→ Your goal
Of the lines below, report only those that contain "version".

Website and app data records:
-*-
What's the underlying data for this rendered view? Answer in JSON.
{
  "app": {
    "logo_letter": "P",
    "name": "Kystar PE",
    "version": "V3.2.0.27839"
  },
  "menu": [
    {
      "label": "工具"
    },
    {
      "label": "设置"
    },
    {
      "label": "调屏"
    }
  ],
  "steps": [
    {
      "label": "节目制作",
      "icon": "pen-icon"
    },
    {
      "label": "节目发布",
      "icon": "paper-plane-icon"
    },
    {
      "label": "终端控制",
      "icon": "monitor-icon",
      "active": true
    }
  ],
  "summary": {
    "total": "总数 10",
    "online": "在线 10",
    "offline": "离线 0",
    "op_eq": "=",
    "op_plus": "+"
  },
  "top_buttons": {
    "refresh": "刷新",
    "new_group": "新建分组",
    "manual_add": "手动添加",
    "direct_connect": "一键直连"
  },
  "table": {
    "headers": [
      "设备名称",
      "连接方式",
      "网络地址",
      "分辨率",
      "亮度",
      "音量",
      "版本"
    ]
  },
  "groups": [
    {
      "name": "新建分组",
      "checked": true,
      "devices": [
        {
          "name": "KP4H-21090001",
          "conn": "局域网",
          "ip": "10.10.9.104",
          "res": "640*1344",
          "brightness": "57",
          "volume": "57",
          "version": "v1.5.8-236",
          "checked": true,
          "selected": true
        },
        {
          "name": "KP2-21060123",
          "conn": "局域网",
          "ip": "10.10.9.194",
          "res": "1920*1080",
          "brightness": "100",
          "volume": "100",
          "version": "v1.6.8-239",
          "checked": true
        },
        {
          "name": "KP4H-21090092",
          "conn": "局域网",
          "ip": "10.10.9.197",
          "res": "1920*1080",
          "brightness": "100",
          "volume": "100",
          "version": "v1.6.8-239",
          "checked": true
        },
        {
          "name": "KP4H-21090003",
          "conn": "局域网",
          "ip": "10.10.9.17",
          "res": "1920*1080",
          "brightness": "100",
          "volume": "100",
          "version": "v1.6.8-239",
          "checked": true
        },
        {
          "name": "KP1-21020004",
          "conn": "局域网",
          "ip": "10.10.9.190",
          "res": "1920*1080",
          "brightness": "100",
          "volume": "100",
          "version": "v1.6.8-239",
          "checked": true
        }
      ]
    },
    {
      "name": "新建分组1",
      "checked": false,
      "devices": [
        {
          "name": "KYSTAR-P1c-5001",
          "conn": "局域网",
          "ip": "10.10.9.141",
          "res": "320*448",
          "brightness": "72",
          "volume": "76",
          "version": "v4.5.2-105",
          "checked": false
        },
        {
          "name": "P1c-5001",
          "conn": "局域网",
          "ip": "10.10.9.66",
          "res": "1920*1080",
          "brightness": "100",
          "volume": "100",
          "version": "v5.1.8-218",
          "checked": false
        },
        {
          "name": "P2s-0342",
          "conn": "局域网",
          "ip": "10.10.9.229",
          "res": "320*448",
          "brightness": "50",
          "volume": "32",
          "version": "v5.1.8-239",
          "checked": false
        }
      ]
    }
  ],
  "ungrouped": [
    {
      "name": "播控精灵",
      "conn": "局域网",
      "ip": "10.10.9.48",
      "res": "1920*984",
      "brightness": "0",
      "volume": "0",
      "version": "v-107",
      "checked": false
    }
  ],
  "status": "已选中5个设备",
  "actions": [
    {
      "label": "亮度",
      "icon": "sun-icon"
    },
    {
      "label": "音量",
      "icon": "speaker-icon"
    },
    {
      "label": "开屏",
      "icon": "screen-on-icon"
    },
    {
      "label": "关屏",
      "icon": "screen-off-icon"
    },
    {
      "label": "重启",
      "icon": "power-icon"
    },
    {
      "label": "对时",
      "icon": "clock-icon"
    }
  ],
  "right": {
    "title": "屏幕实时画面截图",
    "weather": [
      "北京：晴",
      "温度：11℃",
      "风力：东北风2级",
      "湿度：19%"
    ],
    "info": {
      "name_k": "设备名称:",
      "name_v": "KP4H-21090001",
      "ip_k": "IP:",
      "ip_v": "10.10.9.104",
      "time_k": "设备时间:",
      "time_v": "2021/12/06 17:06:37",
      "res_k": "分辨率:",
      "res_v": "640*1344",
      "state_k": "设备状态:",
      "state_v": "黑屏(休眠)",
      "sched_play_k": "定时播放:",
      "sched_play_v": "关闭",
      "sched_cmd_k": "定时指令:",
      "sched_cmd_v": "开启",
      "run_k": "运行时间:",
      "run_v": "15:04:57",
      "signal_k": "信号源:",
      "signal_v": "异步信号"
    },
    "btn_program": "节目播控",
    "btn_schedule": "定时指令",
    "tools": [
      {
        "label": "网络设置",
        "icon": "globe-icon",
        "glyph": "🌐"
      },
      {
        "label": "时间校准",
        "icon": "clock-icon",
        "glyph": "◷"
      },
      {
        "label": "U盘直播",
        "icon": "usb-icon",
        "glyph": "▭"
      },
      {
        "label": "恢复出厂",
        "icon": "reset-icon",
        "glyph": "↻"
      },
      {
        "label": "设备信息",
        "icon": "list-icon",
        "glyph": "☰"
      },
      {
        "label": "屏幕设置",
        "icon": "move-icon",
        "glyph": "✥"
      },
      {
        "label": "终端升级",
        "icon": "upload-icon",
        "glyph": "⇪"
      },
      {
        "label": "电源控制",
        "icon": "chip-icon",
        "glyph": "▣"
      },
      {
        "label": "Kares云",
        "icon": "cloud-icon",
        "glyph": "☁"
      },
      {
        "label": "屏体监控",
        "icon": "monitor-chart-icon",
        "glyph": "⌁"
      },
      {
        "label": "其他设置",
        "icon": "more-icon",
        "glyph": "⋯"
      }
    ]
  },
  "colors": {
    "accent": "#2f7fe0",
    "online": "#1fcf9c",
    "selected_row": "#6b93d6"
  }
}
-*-
→ Solution to this problem
    "version": "V3.2.0.27839"
          "version": "v1.5.8-236",
          "version": "v1.6.8-239",
          "version": "v1.6.8-239",
          "version": "v1.6.8-239",
          "version": "v1.6.8-239",
          "version": "v4.5.2-105",
          "version": "v5.1.8-218",
          "version": "v5.1.8-239",
      "version": "v-107",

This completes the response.